Proposed Department of Education Rules on Professional Licensure and Reciprocity – Big Impact for Distance Education

Concurrent Session 3

Session Materials

Brief Abstract

“Déjà vu all over again!”  The Winter 2022 USED Federal Rulemaking brought back our favorite hits from 2019! We will address “what now?” for institutions to manage Federal compliance to provide programs leading to a professional license and the future of reciprocity for out-of-state activities of postsecondary institutions.

Extended Abstract

In this session we plan to engage with the attendees in a game show format to learn their level of understanding of currently effective regulations, the proposed regulations, and proposed effective dates for the proposed new.  We will conclude with the specific elements of “what now”?

Finally, our presentation is intended to share direction with the attendees. Resources will be provided to the attendees to point them to the specific language of new regulations, analysis of these regulations, and next steps that can be taken to plan for any necessary changes at the institution.

In 2019 and 2020, we shared the outcome of the 2019 Federal rulemaking and the regulations addressing professional licensure and state authorization, for purposes of participating in Title IV, HEA programs. On July 1, 2020, Federal regulations became effective requiring notifications for programs leading to a professional license, regardless of modality, to ensure students are making informed decisions about institutions. Additionally, the definition of state authorization reciprocity agreement was clarified. We thought these compliance issues were clear and final changing the focus to the institution’s responsibility to implement these requirements in their institution’s compliance plan.

Imagine the shock and surprise to find that the U.S. Department of Education unexpectedly added professional licensure and reciprocity for a return appearance after the development of effective regulations that came from consensus in the 2019 negotiated rulemaking. These issues were tucked away inside Issue Paper #6: Certification Procedures during the Institutional and Programmatic Eligibility Committee negotiated rulemaking committee. The seven issues of the Institutional and Programmatic Eligibility Committee were released in December 2021 along with a request for nominations for stakeholders affected and knowledgeable about the seven issues shared. There was no hint that there would be discussions or need for expertise around the nuances of compliance for professional licensure or the reciprocity.

Issue Paper #6:  Certification Procedures addressed the process and the agreement that serves as the terms and conditions for an institution to participate in Title IV Federal aid. The Department determined there was a need to add more rigor into this process by adding new items to the agreement called the Program Participation Agreement (PPA) as provided in Federal regulations. Section 32 was added to the PPA raising the notion of ensuring that institution curriculum meets state educational prerequisites for a license or certification in the state where the student is located in order for the program to be eligible for Title IV funds. Additionally, this section directed that institutions should be subject to all consumer protection laws in states where students are located and raised the question of whether reciprocity provides consumer protection. States that are members of SARA (State Authorization Reciprocity Agreements) chose to direct that for purposes of activities subject to reciprocity that the conditions directed by the agreement provide consumer protection for education, but that the state’s general purpose consumer protection laws would apply like any other organization or business in the state.

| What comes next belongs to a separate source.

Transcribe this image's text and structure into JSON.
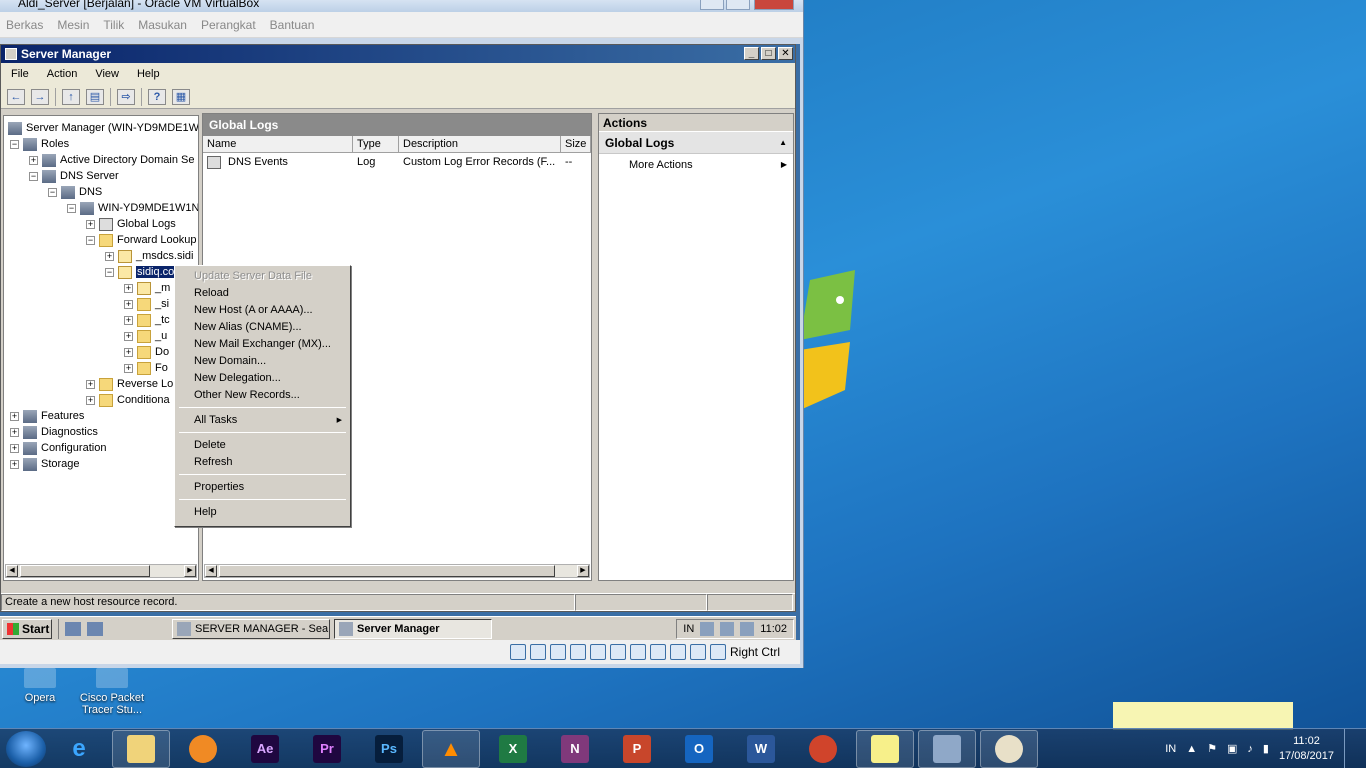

Institutions may wish to address a plan to have a staff member follow the development of regulations coming out of Department of Education Rulemaking. In addition to the U.S. Department of Education webpage devoted to rulemaking and review of Department announcements in the Federal Register, the State Authorization Network (SAN) and WCET will provide timely analysis as information is released by the Department.

Key learning objectives:

  • Effective Federal Regulation Elements
  • Professional Licensure
  • State Authorization and Reciprocity Agreements
  • Department of Education Rulemaking
    • Process and timeline for Department of Education rulemaking.
    • Certification Procedures:  34 CFR 668.14 Section 32
      • Programs leading to a license or certification
      • Reciprocity
    • What now?
  • How should institution’s address and participate in the law and rulemaking process
    • Keep abreast of Department of Education announcements.
    • Communicate with the Financial Aid Office at the institution.
    • Use available resources:  Join the State Authorization Network (SAN) and WCET.
  • Questions and Discussion Time